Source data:

══════

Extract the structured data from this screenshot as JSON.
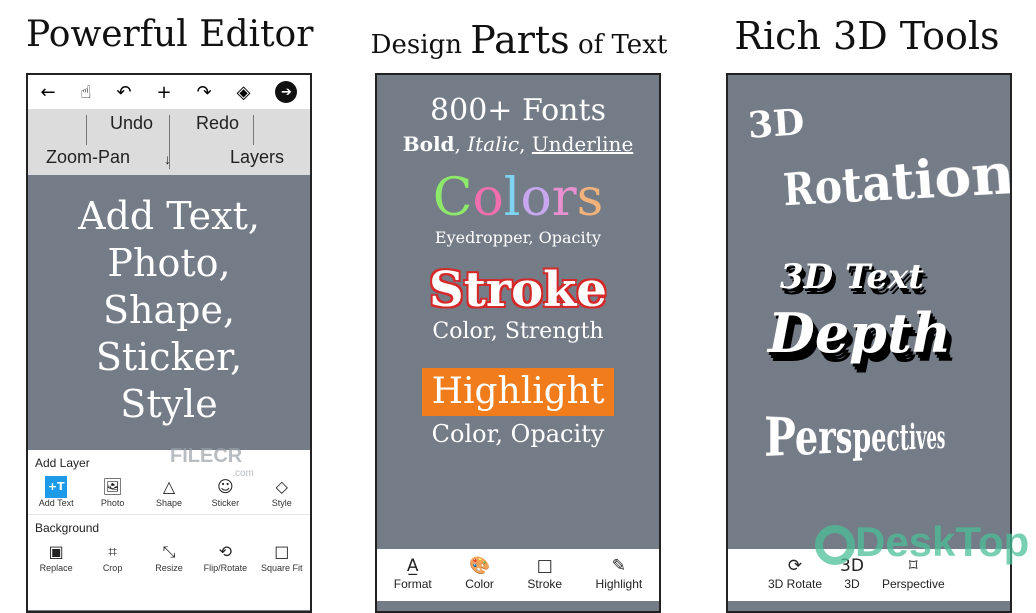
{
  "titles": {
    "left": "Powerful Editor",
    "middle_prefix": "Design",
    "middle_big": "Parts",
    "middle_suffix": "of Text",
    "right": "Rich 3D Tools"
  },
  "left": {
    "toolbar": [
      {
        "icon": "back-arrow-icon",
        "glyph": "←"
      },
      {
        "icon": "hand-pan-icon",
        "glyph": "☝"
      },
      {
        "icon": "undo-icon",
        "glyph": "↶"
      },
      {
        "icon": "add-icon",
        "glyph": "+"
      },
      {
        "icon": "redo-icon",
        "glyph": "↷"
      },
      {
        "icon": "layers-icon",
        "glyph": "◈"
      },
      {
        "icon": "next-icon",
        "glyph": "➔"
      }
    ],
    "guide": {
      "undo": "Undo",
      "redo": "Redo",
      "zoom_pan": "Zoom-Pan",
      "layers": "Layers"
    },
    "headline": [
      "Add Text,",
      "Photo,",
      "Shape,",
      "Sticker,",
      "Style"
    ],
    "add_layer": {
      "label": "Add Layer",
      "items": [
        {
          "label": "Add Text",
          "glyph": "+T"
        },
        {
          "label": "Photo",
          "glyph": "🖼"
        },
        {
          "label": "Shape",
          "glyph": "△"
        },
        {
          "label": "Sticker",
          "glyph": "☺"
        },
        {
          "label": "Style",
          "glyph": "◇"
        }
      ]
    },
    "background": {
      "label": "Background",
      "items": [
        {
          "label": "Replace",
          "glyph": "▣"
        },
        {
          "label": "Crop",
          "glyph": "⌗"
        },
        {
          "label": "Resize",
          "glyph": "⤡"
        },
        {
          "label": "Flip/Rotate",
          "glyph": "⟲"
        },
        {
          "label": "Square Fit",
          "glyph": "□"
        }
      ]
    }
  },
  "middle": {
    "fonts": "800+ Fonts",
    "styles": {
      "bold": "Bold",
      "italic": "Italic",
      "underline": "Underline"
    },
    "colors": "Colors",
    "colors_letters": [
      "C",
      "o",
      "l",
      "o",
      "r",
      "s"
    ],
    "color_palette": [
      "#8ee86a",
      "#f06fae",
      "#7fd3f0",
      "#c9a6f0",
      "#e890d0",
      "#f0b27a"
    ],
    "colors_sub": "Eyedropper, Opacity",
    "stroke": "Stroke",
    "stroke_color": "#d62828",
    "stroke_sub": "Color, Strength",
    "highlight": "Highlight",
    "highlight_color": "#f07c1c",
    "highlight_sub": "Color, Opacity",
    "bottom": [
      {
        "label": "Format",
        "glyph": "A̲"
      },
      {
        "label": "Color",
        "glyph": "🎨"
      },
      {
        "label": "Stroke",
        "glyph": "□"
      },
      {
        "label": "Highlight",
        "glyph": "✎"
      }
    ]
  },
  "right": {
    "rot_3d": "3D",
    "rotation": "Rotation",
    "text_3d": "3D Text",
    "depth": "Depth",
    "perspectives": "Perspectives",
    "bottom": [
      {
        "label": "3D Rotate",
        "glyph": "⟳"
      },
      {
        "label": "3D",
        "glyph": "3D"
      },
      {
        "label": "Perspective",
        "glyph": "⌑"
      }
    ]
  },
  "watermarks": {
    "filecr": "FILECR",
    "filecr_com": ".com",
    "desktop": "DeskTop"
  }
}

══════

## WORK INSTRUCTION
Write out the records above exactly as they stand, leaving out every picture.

## EXERCISE OUTPUT
Extract the structured data from this screenshot as JSON.
{
  "titles": {
    "left": "Powerful Editor",
    "middle_prefix": "Design",
    "middle_big": "Parts",
    "middle_suffix": "of Text",
    "right": "Rich 3D Tools"
  },
  "left": {
    "toolbar": [
      {
        "icon": "back-arrow-icon",
        "glyph": "←"
      },
      {
        "icon": "hand-pan-icon",
        "glyph": "☝"
      },
      {
        "icon": "undo-icon",
        "glyph": "↶"
      },
      {
        "icon": "add-icon",
        "glyph": "+"
      },
      {
        "icon": "redo-icon",
        "glyph": "↷"
      },
      {
        "icon": "layers-icon",
        "glyph": "◈"
      },
      {
        "icon": "next-icon",
        "glyph": "➔"
      }
    ],
    "guide": {
      "undo": "Undo",
      "redo": "Redo",
      "zoom_pan": "Zoom-Pan",
      "layers": "Layers"
    },
    "headline": [
      "Add Text,",
      "Photo,",
      "Shape,",
      "Sticker,",
      "Style"
    ],
    "add_layer": {
      "label": "Add Layer",
      "items": [
        {
          "label": "Add Text",
          "glyph": "+T"
        },
        {
          "label": "Photo",
          "glyph": "🖼"
        },
        {
          "label": "Shape",
          "glyph": "△"
        },
        {
          "label": "Sticker",
          "glyph": "☺"
        },
        {
          "label": "Style",
          "glyph": "◇"
        }
      ]
    },
    "background": {
      "label": "Background",
      "items": [
        {
          "label": "Replace",
          "glyph": "▣"
        },
        {
          "label": "Crop",
          "glyph": "⌗"
        },
        {
          "label": "Resize",
          "glyph": "⤡"
        },
        {
          "label": "Flip/Rotate",
          "glyph": "⟲"
        },
        {
          "label": "Square Fit",
          "glyph": "□"
        }
      ]
    }
  },
  "middle": {
    "fonts": "800+ Fonts",
    "styles": {
      "bold": "Bold",
      "italic": "Italic",
      "underline": "Underline"
    },
    "colors": "Colors",
    "colors_letters": [
      "C",
      "o",
      "l",
      "o",
      "r",
      "s"
    ],
    "color_palette": [
      "#8ee86a",
      "#f06fae",
      "#7fd3f0",
      "#c9a6f0",
      "#e890d0",
      "#f0b27a"
    ],
    "colors_sub": "Eyedropper, Opacity",
    "stroke": "Stroke",
    "stroke_color": "#d62828",
    "stroke_sub": "Color, Strength",
    "highlight": "Highlight",
    "highlight_color": "#f07c1c",
    "highlight_sub": "Color, Opacity",
    "bottom": [
      {
        "label": "Format",
        "glyph": "A̲"
      },
      {
        "label": "Color",
        "glyph": "🎨"
      },
      {
        "label": "Stroke",
        "glyph": "□"
      },
      {
        "label": "Highlight",
        "glyph": "✎"
      }
    ]
  },
  "right": {
    "rot_3d": "3D",
    "rotation": "Rotation",
    "text_3d": "3D Text",
    "depth": "Depth",
    "perspectives": "Perspectives",
    "bottom": [
      {
        "label": "3D Rotate",
        "glyph": "⟳"
      },
      {
        "label": "3D",
        "glyph": "3D"
      },
      {
        "label": "Perspective",
        "glyph": "⌑"
      }
    ]
  },
  "watermarks": {
    "filecr": "FILECR",
    "filecr_com": ".com",
    "desktop": "DeskTop"
  }
}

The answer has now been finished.